2014 | 3 | Unlikely alliances
Whatever the outcome of the elitist quest for community, however, no matter how the relationship between elites and the labouring masses may turn out, the production of a new space commensurate with the capacities of the productive forces (technology and knowledge) can never be brought about by any particular social group; it must of necessity result from the relationship between groups – between classes or fractions of classes – on a world scale.
There should therefore be no cause for surprise when a space-related issue spurs collaboration (often denounced on that basis by party politicians) between very different kinds of people, between those who ‘react’ – reactionaries, in a traditional political parlance – and ‘liberals’ or ‘radicals,’ progressives, ‘advanced’ democrats, and even revolutionaries. Such coalitions around some particular counter-project or counter-plan, promoting a counter-space in opposition to the one embodied in the strategies of power, occur all over the world, as easily in Boston, New York or Toronto as in English or Japanese cities. Typically the first group – the ‘reactors’ – oppose a particular project in order to protect their own privileged space, their gardens and parks, their nature, their greenery, sometimes their comfortable old homes – or sometimes, just as likely, their familiar shacks. The second group – the ‘liberals’ or ‘radicals’ – will meanwhile oppose the same project on the grounds that it represents a seizure of the space concerned by capitalism in a general sense, or by specific financial interests, or by a particular developer. The ambiguity of such concepts as that of ecology, for example, which is a mixture of science and ideology, facilitates the formation of the most unlikely alliances.

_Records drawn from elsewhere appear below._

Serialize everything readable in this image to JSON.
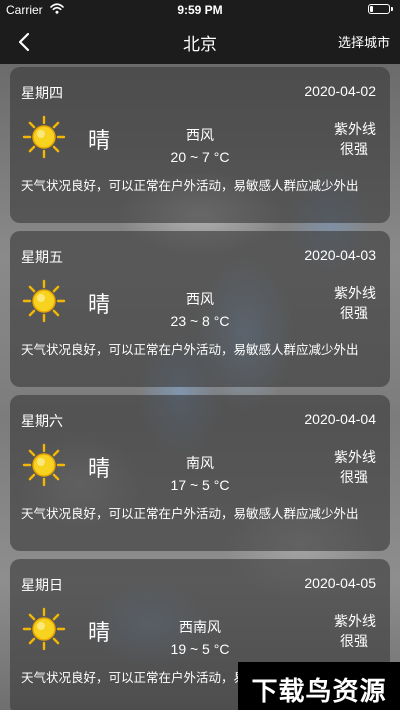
{
  "status_bar": {
    "carrier": "Carrier",
    "time": "9:59 PM"
  },
  "nav": {
    "title": "北京",
    "back_icon": "chevron-left-icon",
    "right_button": "选择城市"
  },
  "forecast": [
    {
      "weekday": "星期四",
      "date": "2020-04-02",
      "icon": "sun-icon",
      "condition": "晴",
      "wind": "西风",
      "temp": "20 ~ 7 °C",
      "uv_label": "紫外线",
      "uv_value": "很强",
      "description": "天气状况良好，可以正常在户外活动，易敏感人群应减少外出"
    },
    {
      "weekday": "星期五",
      "date": "2020-04-03",
      "icon": "sun-icon",
      "condition": "晴",
      "wind": "西风",
      "temp": "23 ~ 8 °C",
      "uv_label": "紫外线",
      "uv_value": "很强",
      "description": "天气状况良好，可以正常在户外活动，易敏感人群应减少外出"
    },
    {
      "weekday": "星期六",
      "date": "2020-04-04",
      "icon": "sun-icon",
      "condition": "晴",
      "wind": "南风",
      "temp": "17 ~ 5 °C",
      "uv_label": "紫外线",
      "uv_value": "很强",
      "description": "天气状况良好，可以正常在户外活动，易敏感人群应减少外出"
    },
    {
      "weekday": "星期日",
      "date": "2020-04-05",
      "icon": "sun-icon",
      "condition": "晴",
      "wind": "西南风",
      "temp": "19 ~ 5 °C",
      "uv_label": "紫外线",
      "uv_value": "很强",
      "description": "天气状况良好，可以正常在户外活动，易敏感人群应减少外出"
    }
  ],
  "watermark": {
    "text": "下载鸟资源"
  },
  "colors": {
    "bar_background": "#1c1c1c",
    "card_background": "rgba(58,58,58,0.62)",
    "sun_core": "#f7d21f",
    "text": "#ffffff"
  }
}
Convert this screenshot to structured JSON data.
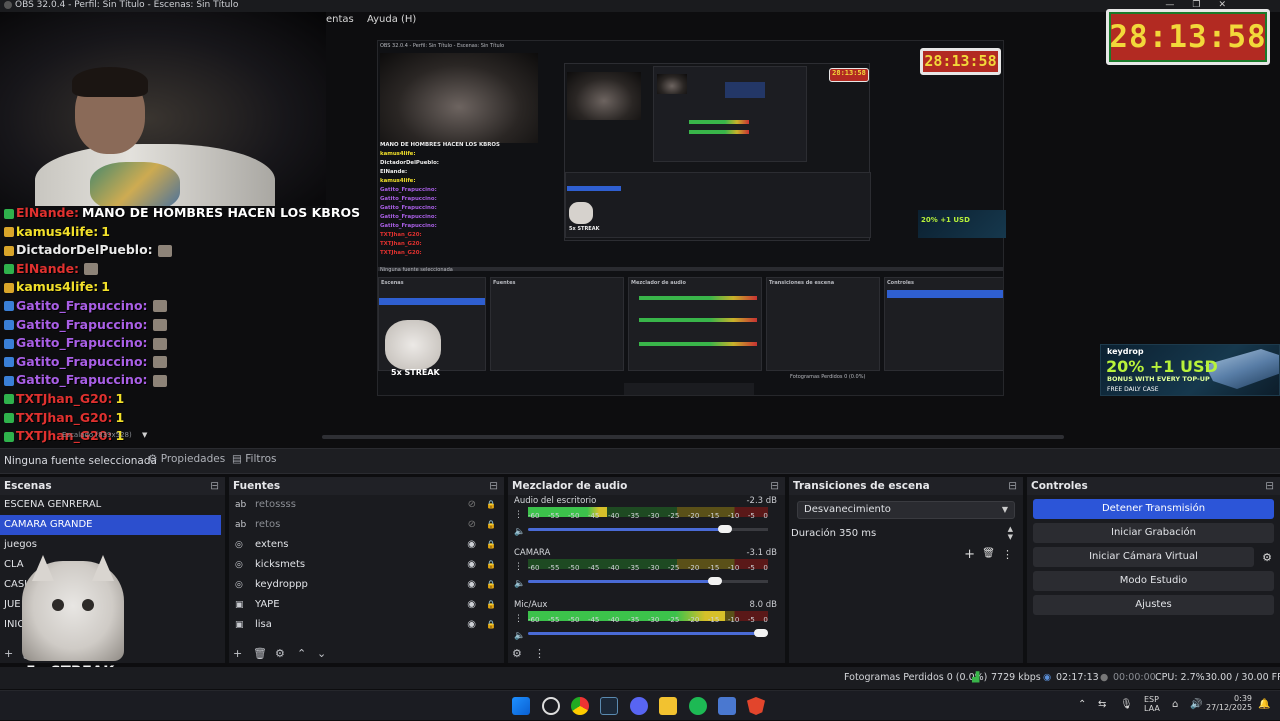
{
  "window": {
    "title": "OBS 32.0.4 - Perfil: Sin Título - Escenas: Sin Título"
  },
  "menu": {
    "items": [
      "entas",
      "Ayuda (H)"
    ]
  },
  "clock": {
    "time": "28:13:58"
  },
  "ad": {
    "brand": "keydrop",
    "headline": "20% +1 USD",
    "subline": "BONUS WITH EVERY TOP-UP",
    "case": "FREE DAILY CASE"
  },
  "chat": [
    {
      "user": "ElNande:",
      "msg": "MANO DE HOMBRES HACEN LOS KBROS",
      "color": "#e0312f",
      "msg_color": "#ffffff"
    },
    {
      "user": "kamus4life:",
      "msg": "1",
      "color": "#f2e02a",
      "msg_color": "#f2e02a"
    },
    {
      "user": "DictadorDelPueblo:",
      "msg": "",
      "color": "#e9e9e9",
      "msg_color": "#e9e9e9"
    },
    {
      "user": "ElNande:",
      "msg": "",
      "color": "#e0312f",
      "msg_color": "#e0312f"
    },
    {
      "user": "kamus4life:",
      "msg": "1",
      "color": "#f2e02a",
      "msg_color": "#f2e02a"
    },
    {
      "user": "Gatito_Frapuccino:",
      "msg": "",
      "color": "#a95fe6",
      "msg_color": "#a95fe6"
    },
    {
      "user": "Gatito_Frapuccino:",
      "msg": "",
      "color": "#a95fe6",
      "msg_color": "#a95fe6"
    },
    {
      "user": "Gatito_Frapuccino:",
      "msg": "",
      "color": "#a95fe6",
      "msg_color": "#a95fe6"
    },
    {
      "user": "Gatito_Frapuccino:",
      "msg": "",
      "color": "#a95fe6",
      "msg_color": "#a95fe6"
    },
    {
      "user": "Gatito_Frapuccino:",
      "msg": "",
      "color": "#a95fe6",
      "msg_color": "#a95fe6"
    },
    {
      "user": "TXTJhan_G20:",
      "msg": "1",
      "color": "#e0312f",
      "msg_color": "#f2e02a"
    },
    {
      "user": "TXTJhan_G20:",
      "msg": "1",
      "color": "#e0312f",
      "msg_color": "#f2e02a"
    },
    {
      "user": "TXTJhan_G20:",
      "msg": "1",
      "color": "#e0312f",
      "msg_color": "#f2e02a"
    }
  ],
  "preview": {
    "scale_label": "Escalado (839x528)",
    "streak": "5x STREAK",
    "chat_mini": [
      "MANO DE HOMBRES HACEN LOS KBROS",
      "kamus4life:",
      "DictadorDelPueblo:",
      "ElNande:",
      "kamus4life:",
      "Gatito_Frapuccino:",
      "Gatito_Frapuccino:",
      "Gatito_Frapuccino:",
      "Gatito_Frapuccino:",
      "Gatito_Frapuccino:",
      "TXTJhan_G20:",
      "TXTJhan_G20:",
      "TXTJhan_G20:"
    ]
  },
  "source_bar": {
    "no_source": "Ninguna fuente seleccionada",
    "properties": "Propiedades",
    "filters": "Filtros"
  },
  "scenes": {
    "title": "Escenas",
    "items": [
      "ESCENA GENRERAL",
      "CAMARA GRANDE",
      "juegos",
      "CLA",
      "CASI",
      "JUE",
      "INIC"
    ],
    "selected": 1
  },
  "sources": {
    "title": "Fuentes",
    "items": [
      {
        "name": "retossss",
        "icon": "text-icon",
        "hidden": true
      },
      {
        "name": "retos",
        "icon": "text-icon",
        "hidden": true
      },
      {
        "name": "extens",
        "icon": "browser-icon",
        "hidden": false
      },
      {
        "name": "kicksmets",
        "icon": "browser-icon",
        "hidden": false
      },
      {
        "name": "keydroppp",
        "icon": "browser-icon",
        "hidden": false
      },
      {
        "name": "YAPE",
        "icon": "image-icon",
        "hidden": false
      },
      {
        "name": "lisa",
        "icon": "image-icon",
        "hidden": false
      }
    ]
  },
  "mixer": {
    "title": "Mezclador de audio",
    "scale": [
      "-60",
      "-55",
      "-50",
      "-45",
      "-40",
      "-35",
      "-30",
      "-25",
      "-20",
      "-15",
      "-10",
      "-5",
      "0"
    ],
    "channels": [
      {
        "name": "Audio del escritorio",
        "db": "-2.3 dB",
        "level": 0.33,
        "volume": 0.82
      },
      {
        "name": "CAMARA",
        "db": "-3.1 dB",
        "level": 0,
        "volume": 0.78
      },
      {
        "name": "Mic/Aux",
        "db": "8.0 dB",
        "level": 0.82,
        "volume": 0.97
      }
    ]
  },
  "transitions": {
    "title": "Transiciones de escena",
    "selected": "Desvanecimiento",
    "duration_label": "Duración",
    "duration_value": "350 ms"
  },
  "controls": {
    "title": "Controles",
    "stop_stream": "Detener Transmisión",
    "start_recording": "Iniciar Grabación",
    "start_virtual_cam": "Iniciar Cámara Virtual",
    "studio_mode": "Modo Estudio",
    "settings": "Ajustes"
  },
  "status": {
    "dropped_frames": "Fotogramas Perdidos 0 (0.0%)",
    "bitrate": "7729 kbps",
    "stream_time": "02:17:13",
    "rec_time": "00:00:00",
    "cpu": "CPU: 2.7%",
    "fps": "30.00 / 30.00 FPS"
  },
  "taskbar": {
    "lang": "ESP",
    "lang2": "LAA",
    "time": "0:39",
    "date": "27/12/2025"
  }
}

–– Henri Lefebvre, The Production of Space (1974), p. 381 of D. Nicholson-Smith’s (1991) translation
queer ambiguous alliance | tree fucking